→ EXERCISE REQUIREMENTS
Go over the lines below, and when one contains the word "fields", copy it.

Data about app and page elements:

________

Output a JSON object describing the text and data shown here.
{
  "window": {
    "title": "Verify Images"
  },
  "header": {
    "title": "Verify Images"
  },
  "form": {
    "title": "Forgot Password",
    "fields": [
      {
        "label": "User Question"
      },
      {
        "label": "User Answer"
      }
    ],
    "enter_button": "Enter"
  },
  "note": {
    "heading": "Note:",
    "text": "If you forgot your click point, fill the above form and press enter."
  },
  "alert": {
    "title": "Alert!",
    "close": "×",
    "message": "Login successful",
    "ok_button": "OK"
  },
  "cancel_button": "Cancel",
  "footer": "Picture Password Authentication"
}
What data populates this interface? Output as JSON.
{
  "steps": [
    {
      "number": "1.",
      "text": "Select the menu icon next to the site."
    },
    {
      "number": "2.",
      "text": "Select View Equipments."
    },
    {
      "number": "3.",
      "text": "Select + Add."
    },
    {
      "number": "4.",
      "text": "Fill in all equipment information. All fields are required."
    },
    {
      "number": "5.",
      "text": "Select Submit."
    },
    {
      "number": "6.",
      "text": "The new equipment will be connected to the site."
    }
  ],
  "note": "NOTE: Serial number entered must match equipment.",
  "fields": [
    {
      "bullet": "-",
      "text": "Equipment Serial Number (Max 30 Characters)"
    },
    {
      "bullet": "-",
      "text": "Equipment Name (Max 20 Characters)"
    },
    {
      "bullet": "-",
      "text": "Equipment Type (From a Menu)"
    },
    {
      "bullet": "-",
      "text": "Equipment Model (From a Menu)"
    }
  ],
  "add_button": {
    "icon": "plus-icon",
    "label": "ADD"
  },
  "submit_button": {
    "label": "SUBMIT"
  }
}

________

→ EXERCISE RESPONSE
    "fields": [
      "text": "Fill in all equipment information. All fields are required."
  "fields": [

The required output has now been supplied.